Nazi Controversies at New York Gun Shows Are a Reminder of the Events’ Extremist Elements
Farther upstate in Saratoga, a gun show organizer was forced to pull an exhibit of a desk, chair, valet stand, and hat owned by Nazi leader Adolf Hitler following outrage from a local synagogue.
The ties between parts of the gun world and right-wing extremists are well documented:
- Timothy McVeigh, an anti-government radical with white supremacist sympathies who committed the Oklahoma City bombing, had been a habitue of gun shows throughout the west.
- The late Matt Vanderboegh, who had been a member of militias for decades and founded the Three Percenter “patriot” group, wrote about how important gun shows were to his movement.
- The sovereign citizens who murdered two West Memphis, Arkansas, police officers in 2010 had bought weapons at a gun show just before their confrontation with the law.
- A review of the white supremacist group National Vanguard’s website shows members discussing the need to “racialize” the “gun right,” and applauding outreach efforts at gun shows.

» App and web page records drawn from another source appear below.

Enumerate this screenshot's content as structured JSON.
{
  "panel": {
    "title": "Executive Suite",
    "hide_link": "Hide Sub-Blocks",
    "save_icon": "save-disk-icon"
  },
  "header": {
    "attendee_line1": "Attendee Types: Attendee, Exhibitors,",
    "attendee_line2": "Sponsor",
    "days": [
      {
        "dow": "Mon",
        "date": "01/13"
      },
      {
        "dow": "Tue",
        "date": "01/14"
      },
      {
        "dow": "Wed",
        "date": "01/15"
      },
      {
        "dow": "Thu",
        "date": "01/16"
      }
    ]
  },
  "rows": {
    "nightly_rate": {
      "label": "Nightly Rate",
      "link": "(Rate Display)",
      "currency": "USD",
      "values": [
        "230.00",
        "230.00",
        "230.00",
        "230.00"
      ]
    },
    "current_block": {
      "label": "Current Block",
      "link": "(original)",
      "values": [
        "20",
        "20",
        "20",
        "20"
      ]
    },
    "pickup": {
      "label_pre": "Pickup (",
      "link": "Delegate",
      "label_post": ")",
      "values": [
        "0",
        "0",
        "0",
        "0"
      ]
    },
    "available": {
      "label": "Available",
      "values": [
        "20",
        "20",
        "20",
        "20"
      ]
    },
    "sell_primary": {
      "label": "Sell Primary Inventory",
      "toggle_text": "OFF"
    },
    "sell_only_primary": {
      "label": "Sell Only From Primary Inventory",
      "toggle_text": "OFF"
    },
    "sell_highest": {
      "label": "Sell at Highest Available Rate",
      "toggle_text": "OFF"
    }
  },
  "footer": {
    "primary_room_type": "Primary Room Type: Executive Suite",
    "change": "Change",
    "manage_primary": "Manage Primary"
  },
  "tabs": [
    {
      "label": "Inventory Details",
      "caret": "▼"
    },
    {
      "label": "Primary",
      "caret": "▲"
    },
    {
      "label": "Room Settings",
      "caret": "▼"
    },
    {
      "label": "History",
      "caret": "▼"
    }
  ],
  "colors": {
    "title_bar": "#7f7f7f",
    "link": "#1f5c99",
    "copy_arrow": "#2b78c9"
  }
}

In 2009, the respected gun violence researcher Garen Wintemute authored a report on gun shows. In his visits to 78 shows in 19 states, Wintemute was disturbed by the prevalence of white supremacist propaganda: